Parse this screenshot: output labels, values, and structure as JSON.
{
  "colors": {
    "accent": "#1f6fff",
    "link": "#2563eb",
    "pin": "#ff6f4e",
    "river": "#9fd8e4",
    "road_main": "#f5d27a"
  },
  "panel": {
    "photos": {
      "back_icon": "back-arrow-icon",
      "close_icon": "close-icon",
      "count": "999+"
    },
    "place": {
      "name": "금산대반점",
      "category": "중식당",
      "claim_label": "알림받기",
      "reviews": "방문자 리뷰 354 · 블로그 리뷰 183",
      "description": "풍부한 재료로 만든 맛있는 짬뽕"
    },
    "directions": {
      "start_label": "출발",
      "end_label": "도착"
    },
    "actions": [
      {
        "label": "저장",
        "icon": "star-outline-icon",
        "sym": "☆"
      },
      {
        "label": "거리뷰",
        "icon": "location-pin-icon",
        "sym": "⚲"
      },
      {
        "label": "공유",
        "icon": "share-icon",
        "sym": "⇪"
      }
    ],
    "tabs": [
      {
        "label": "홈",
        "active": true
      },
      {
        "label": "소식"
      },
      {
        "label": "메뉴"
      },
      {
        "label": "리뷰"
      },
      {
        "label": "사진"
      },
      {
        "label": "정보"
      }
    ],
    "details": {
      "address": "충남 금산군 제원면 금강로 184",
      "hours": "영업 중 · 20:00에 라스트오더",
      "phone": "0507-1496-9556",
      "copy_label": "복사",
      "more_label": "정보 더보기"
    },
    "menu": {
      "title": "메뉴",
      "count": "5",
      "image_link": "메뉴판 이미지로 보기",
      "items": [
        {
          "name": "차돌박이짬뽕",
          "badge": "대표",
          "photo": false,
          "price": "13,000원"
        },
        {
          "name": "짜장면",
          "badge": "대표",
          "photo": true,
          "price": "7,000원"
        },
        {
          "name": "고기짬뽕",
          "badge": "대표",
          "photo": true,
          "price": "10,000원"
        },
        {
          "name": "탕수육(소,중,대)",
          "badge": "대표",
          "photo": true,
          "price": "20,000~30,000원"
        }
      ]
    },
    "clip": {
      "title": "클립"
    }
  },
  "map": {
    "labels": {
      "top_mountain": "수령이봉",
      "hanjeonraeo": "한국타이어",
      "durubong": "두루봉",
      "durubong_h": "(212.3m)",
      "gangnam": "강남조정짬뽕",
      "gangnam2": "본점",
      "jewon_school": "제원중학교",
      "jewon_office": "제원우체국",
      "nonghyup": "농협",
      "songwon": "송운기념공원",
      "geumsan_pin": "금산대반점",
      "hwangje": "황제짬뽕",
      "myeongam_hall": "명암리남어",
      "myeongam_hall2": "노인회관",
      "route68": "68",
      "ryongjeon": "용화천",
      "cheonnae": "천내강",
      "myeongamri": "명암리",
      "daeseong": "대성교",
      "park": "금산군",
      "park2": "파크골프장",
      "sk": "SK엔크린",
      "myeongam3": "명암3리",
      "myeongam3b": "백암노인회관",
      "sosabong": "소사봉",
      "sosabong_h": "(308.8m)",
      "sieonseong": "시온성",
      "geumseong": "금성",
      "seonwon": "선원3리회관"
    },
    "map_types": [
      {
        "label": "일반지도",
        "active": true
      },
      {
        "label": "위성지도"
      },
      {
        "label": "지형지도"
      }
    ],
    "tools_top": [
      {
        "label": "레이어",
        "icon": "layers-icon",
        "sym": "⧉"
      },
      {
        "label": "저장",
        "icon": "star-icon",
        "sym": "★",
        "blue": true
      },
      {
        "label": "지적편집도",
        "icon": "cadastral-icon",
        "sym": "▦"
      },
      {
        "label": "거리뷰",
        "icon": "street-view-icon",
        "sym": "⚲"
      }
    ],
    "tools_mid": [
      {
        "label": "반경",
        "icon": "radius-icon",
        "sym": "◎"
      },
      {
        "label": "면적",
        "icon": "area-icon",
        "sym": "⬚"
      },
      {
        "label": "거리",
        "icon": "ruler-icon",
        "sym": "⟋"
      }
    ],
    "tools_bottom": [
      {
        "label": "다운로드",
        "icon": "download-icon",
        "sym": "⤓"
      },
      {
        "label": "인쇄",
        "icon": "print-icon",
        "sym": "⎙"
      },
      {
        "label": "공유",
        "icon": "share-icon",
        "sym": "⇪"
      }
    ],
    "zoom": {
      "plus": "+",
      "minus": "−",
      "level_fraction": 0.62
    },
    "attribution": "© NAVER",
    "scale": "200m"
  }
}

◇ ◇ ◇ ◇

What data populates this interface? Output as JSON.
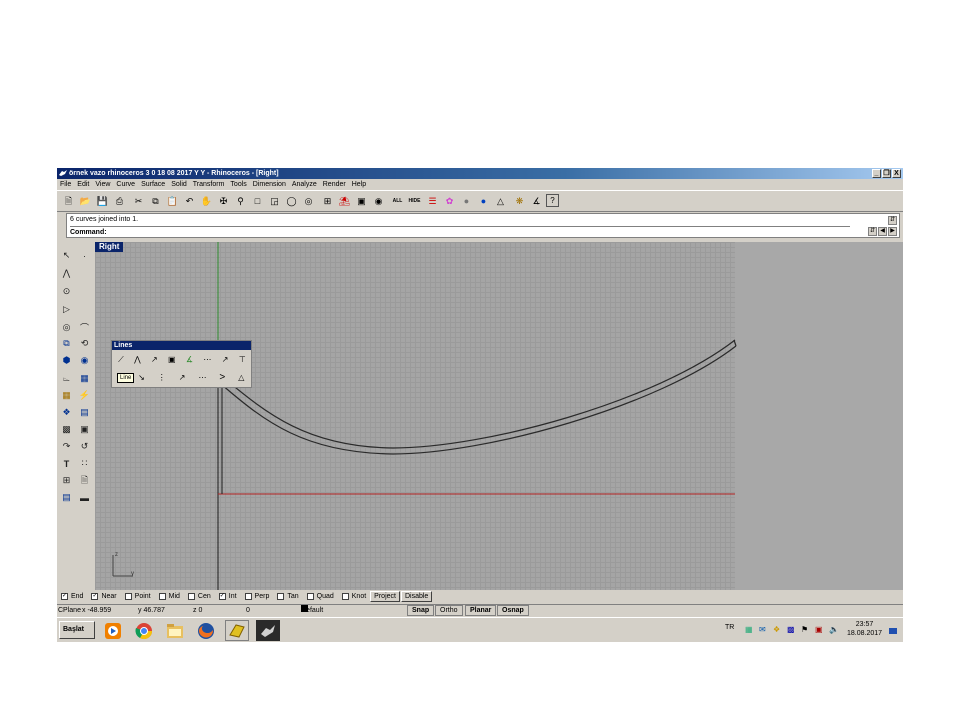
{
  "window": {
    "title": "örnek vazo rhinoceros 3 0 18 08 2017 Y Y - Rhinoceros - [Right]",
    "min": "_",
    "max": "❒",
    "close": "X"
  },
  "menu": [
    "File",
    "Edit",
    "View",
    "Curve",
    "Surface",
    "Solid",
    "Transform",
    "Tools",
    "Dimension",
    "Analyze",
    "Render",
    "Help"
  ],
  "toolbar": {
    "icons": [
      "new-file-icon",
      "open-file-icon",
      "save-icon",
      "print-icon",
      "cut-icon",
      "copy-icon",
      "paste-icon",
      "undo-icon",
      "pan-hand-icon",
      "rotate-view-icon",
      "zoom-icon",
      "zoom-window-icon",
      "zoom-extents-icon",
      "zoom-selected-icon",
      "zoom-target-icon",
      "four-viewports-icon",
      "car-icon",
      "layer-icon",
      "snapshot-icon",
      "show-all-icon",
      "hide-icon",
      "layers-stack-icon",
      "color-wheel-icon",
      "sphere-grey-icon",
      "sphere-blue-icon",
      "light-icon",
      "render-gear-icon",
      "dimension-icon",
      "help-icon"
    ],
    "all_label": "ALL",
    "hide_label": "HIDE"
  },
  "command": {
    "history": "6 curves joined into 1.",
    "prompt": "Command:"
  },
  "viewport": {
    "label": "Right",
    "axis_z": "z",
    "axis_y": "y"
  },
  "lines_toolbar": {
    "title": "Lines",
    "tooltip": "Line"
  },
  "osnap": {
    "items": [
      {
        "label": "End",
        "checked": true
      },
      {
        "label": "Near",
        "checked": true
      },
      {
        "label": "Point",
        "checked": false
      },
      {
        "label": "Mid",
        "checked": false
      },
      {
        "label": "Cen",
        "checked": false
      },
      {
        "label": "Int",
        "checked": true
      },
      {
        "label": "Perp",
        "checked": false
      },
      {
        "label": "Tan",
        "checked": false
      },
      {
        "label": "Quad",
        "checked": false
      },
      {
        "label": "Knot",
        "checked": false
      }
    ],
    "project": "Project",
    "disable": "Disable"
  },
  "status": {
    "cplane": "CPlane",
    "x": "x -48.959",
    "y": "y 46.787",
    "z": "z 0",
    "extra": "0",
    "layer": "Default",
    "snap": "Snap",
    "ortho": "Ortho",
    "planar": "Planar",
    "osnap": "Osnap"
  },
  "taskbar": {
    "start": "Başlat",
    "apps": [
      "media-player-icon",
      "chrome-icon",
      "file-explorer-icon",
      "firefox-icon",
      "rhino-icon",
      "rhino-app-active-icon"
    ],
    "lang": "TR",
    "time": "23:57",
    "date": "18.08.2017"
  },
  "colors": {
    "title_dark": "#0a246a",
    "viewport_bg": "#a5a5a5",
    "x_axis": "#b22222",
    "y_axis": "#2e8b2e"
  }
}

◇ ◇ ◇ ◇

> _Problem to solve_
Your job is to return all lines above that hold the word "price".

> _Reply to the exercise_
          "price": "13,000원"
          "price": "7,000원"
          "price": "10,000원"
          "price": "20,000~30,000원"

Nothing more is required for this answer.